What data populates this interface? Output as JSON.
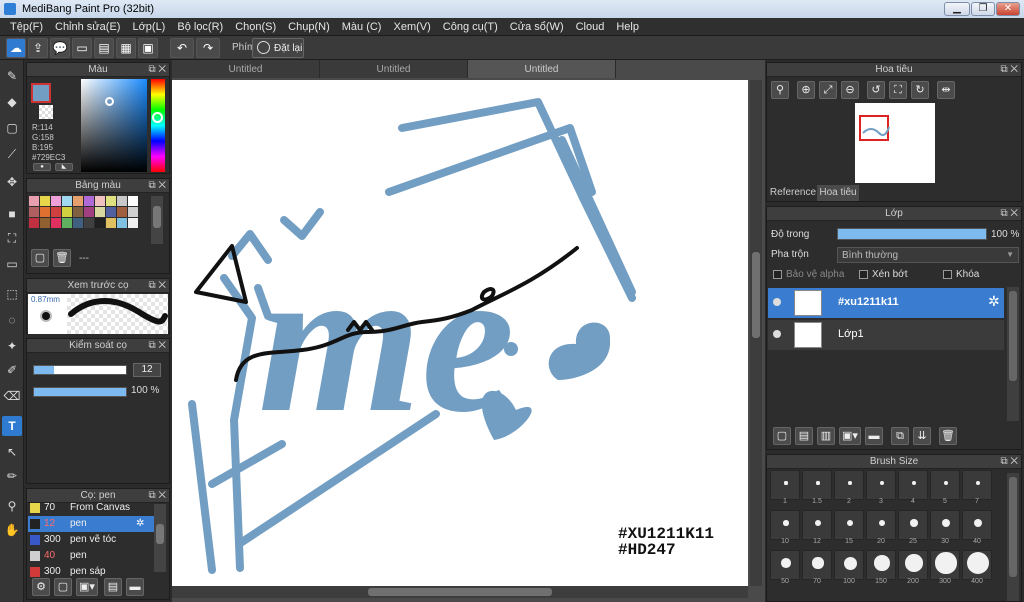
{
  "window": {
    "title": "MediBang Paint Pro (32bit)"
  },
  "menu": [
    "Tệp(F)",
    "Chỉnh sửa(E)",
    "Lớp(L)",
    "Bộ lọc(R)",
    "Chọn(S)",
    "Chụp(N)",
    "Màu (C)",
    "Xem(V)",
    "Công cụ(T)",
    "Cửa sổ(W)",
    "Cloud",
    "Help"
  ],
  "toolbar": {
    "shortcut_label": "Phím",
    "reset_label": "Đặt lại"
  },
  "color_panel": {
    "title": "Màu",
    "r": "R:114",
    "g": "G:158",
    "b": "B:195",
    "hex": "#729EC3",
    "current_color": "#729EC3"
  },
  "palette_panel": {
    "title": "Bảng màu",
    "extra": "---"
  },
  "brush_preview_panel": {
    "title": "Xem trước cọ",
    "size": "0.87mm"
  },
  "brush_control_panel": {
    "title": "Kiểm soát cọ",
    "size_value": "12",
    "opacity_value": "100 %"
  },
  "brush_panel": {
    "title": "Cọ: pen",
    "items": [
      {
        "num": "70",
        "name": "From Canvas",
        "color": "#e8d64a"
      },
      {
        "num": "12",
        "name": "pen",
        "color": "#222222"
      },
      {
        "num": "300",
        "name": "pen vẽ tóc",
        "color": "#3858c8"
      },
      {
        "num": "40",
        "name": "pen",
        "color": "#cfcfcf"
      },
      {
        "num": "300",
        "name": "pen sáp",
        "color": "#d23a3a"
      }
    ]
  },
  "canvas_tabs": [
    "Untitled",
    "Untitled",
    "Untitled"
  ],
  "canvas": {
    "watermark_line1": "#XU1211K11",
    "watermark_line2": "#HD247",
    "art_text": "me",
    "art_color": "#729EC3"
  },
  "navigator_panel": {
    "title": "Hoa tiêu",
    "tab_reference": "Reference",
    "tab_navigator": "Hoa tiêu"
  },
  "layer_panel": {
    "title": "Lớp",
    "opacity_label": "Độ trong",
    "opacity_value": "100 %",
    "opacity_fraction": 1.0,
    "blend_label": "Pha trộn",
    "blend_value": "Bình thường",
    "protect_alpha": "Bảo vệ alpha",
    "clipping": "Xén bớt",
    "lock": "Khóa",
    "layers": [
      {
        "name": "#xu1211k11",
        "selected": true
      },
      {
        "name": "Lớp1",
        "selected": false
      }
    ]
  },
  "brush_size_panel": {
    "title": "Brush Size",
    "sizes": [
      "1",
      "1.5",
      "2",
      "3",
      "4",
      "5",
      "7",
      "10",
      "12",
      "15",
      "20",
      "25",
      "30",
      "40",
      "50",
      "70",
      "100",
      "150",
      "200",
      "300",
      "400"
    ]
  }
}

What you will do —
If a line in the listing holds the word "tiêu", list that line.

Answer to this problem —
    "title": "Hoa tiêu",
    "tab_navigator": "Hoa tiêu"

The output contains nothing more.